Rafa has been writing a huge book that will be published and presented in a couple of weeks. It is on the present state of art and culture in Guatemala and was a huge team research event with Rafa pulling together all the results at the end to write a discussion and conclusion. It will be presented to various ministries, NGOs and embassies in a couple of weeks time. He is also trying to find some funding to create a new art and film college in Guatemala city to help restore some life to the historical centre and to establish a national facility. They have had some good meetings with the mayor and they have also heard that the airport will be moving from the city down to the pacific plain leaving this land open to construct the city’s first park. Guatemala city is a sprawling mess, damaged by war and earthquakes but as time goes by I am discovering that this monster does hide some beautiful bits and things can only improve. I have driven in a few times now but I am always happy to escape back up to the green mountains. And have definitely vetoed living in the city.
The Norwegian Embassy sponsors Rafa’s company Casacomal and next week one of their major supporters is heading back to Norway after seven years. Her replacement Hilde is pregnant and has brought her husband to look after the baby. Another Norwegian diplomat we met is married to a French guy who is also house husband to their 11 month old boy ………. So it looks as though I will be able to hang out with the boys and the babies. Gury is having a big leaving party next week at Casacomal – she is an amazing woman who rescued Casacomal when they were struggling financially 4 years ago.
Rafa has now done all the casting for his film which, all things going to plan, he will start shooting in March when I am back in Blighty with Bambino. A lot of the characters are Mayan. La Casa de Enfrente (the first film) has been distributed all over central America down to Panama and seems to be doing quite well. Everyone in Guatemala knows the film and even if it is not their cup of tea they are proud and surprised that a film was made by Guatemalans about Guatemala. Casacomal also runs the only Guatemalan film festival in November when I will be enormous!
There is a Japanese cultural festival on in the city at the moment and we went to see a wonderful pianist accompanied by the Guatemalan Sinfonica. The Japanese give more money to Guatemala than any other nation except the US and donated all the instruments to the Sinfonica. They feel a strong ethnic affinity with the Mayan people which is strange but touching.
Considering everything, Rafa and I are finding it quite easy to live together so far and he has done everything to make my life here as comfortable as possible.
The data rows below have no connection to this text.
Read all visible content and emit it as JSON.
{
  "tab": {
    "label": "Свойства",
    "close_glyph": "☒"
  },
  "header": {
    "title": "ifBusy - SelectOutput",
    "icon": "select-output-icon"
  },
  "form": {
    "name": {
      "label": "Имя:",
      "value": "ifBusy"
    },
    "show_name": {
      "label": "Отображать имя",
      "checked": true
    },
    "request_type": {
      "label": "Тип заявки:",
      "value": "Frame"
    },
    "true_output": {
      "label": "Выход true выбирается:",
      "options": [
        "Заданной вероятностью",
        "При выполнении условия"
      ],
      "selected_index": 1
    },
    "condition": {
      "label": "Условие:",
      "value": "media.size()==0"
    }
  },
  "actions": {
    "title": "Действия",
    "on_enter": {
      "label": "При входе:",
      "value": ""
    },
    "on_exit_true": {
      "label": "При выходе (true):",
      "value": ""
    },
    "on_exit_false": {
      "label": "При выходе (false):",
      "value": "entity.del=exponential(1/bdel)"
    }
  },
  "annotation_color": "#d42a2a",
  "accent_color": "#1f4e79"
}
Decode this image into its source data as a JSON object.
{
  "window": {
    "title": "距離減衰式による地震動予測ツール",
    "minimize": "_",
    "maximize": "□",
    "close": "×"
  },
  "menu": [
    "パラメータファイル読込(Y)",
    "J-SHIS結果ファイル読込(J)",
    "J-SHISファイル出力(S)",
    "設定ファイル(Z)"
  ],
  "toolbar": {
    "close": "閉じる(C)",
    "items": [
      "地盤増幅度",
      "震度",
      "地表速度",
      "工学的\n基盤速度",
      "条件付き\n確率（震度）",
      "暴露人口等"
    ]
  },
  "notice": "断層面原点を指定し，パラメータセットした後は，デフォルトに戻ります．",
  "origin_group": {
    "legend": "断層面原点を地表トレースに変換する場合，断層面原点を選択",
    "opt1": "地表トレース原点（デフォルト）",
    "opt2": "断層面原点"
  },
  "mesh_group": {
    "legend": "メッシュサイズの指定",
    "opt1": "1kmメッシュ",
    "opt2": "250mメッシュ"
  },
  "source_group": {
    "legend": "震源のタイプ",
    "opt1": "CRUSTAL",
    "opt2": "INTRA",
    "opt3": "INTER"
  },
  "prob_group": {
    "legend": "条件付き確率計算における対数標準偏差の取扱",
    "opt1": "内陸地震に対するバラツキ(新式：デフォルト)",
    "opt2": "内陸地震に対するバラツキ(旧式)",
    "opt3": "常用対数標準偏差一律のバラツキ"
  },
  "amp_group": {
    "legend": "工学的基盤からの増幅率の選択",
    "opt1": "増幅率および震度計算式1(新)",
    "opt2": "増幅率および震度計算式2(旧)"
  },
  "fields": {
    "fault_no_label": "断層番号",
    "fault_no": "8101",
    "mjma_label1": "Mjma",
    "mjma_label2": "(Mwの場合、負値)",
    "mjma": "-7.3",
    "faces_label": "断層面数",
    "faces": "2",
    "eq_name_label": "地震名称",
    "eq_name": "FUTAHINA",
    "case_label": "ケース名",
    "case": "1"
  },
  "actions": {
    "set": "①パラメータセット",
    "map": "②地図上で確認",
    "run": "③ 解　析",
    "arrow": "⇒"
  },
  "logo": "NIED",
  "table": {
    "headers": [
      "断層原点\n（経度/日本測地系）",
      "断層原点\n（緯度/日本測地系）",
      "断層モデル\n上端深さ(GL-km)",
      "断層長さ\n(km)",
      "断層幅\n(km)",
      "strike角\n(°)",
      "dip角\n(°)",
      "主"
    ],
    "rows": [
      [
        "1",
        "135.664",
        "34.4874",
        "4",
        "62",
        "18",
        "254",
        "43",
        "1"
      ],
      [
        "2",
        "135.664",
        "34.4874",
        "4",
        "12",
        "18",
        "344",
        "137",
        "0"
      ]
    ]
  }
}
Of course I have days when I miss Europe and the crazy chaos of Guatemala gets too much for me. I miss my family and friends but know that my place is here with Rafa and our new family and although things are and will always be complicated we are doing pretty well so far …….
We have found our dream piece of land to build our house which has the best view of Agua volcano …………
So I am back to Blighty on September 2nd for 3 weeks so maybe catch-up with a few people in London and at my brother’s wedding.